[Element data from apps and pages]

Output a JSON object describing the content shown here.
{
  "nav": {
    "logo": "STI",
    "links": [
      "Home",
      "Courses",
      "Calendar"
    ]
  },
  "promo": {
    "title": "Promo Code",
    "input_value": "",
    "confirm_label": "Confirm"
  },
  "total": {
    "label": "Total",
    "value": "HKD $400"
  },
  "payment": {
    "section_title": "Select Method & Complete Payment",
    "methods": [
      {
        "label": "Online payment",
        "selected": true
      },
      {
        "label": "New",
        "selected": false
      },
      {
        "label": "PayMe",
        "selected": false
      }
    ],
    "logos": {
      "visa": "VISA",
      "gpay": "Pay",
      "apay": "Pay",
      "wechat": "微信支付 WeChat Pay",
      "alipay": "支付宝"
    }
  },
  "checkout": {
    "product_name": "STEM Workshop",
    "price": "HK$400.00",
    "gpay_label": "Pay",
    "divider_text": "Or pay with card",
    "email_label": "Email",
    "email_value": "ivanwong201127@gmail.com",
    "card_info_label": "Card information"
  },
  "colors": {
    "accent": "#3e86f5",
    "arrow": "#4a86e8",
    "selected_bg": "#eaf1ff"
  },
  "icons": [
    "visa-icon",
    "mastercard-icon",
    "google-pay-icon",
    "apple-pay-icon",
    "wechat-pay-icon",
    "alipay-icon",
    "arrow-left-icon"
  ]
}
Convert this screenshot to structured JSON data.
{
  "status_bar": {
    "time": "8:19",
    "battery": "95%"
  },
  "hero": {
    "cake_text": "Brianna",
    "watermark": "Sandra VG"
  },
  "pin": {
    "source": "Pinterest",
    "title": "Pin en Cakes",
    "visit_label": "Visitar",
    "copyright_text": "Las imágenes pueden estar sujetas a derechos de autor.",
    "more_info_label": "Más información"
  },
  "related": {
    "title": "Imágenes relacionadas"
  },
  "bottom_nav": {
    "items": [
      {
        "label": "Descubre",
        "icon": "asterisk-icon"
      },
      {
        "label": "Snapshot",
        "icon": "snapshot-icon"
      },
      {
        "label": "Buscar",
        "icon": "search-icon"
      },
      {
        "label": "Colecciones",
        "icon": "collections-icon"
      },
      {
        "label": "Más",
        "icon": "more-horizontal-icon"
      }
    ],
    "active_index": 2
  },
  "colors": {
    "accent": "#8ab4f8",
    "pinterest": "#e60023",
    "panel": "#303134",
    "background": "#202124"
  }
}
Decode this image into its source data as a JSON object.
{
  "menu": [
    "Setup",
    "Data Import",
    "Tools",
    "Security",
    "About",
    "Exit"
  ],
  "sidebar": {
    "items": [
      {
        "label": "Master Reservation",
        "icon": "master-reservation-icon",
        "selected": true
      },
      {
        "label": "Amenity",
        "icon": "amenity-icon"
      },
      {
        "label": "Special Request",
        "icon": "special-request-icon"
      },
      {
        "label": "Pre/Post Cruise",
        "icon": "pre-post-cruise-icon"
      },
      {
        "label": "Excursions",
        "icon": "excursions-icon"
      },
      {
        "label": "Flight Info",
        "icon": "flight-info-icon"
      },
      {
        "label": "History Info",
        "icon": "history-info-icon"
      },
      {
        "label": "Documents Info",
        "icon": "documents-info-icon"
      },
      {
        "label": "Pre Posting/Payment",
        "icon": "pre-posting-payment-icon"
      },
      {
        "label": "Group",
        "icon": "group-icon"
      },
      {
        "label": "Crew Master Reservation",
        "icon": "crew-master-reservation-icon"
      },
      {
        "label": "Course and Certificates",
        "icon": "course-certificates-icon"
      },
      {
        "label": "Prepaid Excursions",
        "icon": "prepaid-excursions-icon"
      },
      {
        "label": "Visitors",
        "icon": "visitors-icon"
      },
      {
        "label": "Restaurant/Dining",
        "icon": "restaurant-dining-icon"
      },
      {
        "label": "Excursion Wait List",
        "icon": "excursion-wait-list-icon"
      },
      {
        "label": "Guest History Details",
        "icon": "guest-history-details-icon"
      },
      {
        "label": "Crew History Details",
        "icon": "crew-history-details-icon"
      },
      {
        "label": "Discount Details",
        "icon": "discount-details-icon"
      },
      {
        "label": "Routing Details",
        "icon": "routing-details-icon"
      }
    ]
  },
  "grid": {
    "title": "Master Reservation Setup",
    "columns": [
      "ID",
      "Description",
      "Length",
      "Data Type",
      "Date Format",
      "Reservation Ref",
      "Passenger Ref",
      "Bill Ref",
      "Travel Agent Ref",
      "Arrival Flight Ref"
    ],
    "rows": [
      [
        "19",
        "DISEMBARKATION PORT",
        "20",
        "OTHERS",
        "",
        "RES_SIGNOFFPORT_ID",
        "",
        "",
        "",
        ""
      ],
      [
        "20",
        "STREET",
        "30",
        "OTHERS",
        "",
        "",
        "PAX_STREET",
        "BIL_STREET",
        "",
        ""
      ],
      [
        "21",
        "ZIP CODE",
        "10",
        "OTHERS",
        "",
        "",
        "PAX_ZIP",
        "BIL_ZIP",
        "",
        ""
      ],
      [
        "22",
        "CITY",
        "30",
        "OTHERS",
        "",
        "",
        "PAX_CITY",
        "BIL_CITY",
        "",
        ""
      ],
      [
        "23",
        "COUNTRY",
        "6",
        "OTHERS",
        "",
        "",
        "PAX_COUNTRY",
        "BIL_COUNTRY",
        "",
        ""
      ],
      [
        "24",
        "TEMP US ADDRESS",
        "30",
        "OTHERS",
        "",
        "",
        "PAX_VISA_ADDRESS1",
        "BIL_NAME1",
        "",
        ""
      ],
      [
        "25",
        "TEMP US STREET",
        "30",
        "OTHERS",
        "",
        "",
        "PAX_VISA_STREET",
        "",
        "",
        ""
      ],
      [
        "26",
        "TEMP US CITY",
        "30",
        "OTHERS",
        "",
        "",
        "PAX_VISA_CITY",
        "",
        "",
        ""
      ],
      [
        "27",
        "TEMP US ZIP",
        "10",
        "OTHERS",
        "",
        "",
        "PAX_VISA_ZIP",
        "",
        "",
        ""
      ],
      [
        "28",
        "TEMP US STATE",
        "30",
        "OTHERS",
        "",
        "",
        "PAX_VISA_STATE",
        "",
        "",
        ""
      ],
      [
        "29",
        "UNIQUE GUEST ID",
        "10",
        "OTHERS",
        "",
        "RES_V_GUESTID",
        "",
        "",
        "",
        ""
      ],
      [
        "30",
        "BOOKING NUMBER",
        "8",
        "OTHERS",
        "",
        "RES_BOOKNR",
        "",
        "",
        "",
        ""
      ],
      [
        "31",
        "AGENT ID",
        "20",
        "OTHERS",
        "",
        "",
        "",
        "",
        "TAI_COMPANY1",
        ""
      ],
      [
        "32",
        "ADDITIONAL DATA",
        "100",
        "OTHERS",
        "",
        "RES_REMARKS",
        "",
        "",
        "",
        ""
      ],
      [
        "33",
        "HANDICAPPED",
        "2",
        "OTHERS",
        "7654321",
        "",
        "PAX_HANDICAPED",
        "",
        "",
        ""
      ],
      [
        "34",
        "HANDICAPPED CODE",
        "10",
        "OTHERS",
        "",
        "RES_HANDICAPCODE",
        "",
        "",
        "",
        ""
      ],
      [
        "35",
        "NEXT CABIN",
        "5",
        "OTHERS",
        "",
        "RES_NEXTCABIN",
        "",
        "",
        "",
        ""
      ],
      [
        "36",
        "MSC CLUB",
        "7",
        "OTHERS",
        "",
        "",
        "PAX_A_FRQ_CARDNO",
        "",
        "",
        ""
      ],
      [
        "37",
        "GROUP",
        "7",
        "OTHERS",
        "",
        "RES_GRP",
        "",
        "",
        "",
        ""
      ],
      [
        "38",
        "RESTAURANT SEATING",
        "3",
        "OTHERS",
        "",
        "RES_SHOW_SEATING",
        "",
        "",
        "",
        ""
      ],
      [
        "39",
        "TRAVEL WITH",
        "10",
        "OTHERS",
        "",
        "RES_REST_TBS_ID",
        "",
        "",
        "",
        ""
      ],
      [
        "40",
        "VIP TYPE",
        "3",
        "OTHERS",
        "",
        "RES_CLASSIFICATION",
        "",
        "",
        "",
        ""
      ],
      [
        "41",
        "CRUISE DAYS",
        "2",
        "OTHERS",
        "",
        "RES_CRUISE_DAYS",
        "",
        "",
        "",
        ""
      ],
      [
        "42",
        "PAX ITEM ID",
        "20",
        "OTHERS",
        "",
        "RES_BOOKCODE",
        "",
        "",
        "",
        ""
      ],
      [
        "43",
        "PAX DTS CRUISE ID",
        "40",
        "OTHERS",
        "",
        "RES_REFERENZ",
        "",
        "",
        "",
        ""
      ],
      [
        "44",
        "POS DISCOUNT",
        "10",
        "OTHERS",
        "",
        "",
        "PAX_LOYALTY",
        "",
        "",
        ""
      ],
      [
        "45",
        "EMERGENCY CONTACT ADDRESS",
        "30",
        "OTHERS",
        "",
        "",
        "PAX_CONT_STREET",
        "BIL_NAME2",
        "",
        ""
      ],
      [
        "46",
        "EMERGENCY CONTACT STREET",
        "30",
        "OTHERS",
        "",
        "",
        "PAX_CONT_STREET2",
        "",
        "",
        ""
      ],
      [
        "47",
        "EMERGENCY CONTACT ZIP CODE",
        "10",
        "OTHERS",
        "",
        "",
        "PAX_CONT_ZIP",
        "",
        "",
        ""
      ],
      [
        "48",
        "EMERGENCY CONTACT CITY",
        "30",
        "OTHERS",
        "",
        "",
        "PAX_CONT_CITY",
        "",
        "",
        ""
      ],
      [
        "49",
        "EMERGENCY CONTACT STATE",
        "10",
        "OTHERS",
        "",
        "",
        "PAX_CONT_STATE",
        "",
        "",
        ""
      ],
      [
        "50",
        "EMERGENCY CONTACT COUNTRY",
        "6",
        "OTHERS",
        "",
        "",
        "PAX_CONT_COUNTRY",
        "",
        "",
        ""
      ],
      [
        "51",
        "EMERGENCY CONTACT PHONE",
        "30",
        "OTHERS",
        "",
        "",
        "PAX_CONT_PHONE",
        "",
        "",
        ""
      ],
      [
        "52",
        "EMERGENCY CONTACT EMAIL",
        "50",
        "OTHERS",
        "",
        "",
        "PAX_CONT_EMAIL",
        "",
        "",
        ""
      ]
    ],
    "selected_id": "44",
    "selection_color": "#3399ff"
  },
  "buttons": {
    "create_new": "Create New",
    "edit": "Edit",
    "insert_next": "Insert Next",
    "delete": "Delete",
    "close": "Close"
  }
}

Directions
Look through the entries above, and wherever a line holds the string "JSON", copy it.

Completed exercise
Output a JSON object describing the content shown here.
Convert this screenshot to structured JSON data.
Decode this image into its source data as a JSON object.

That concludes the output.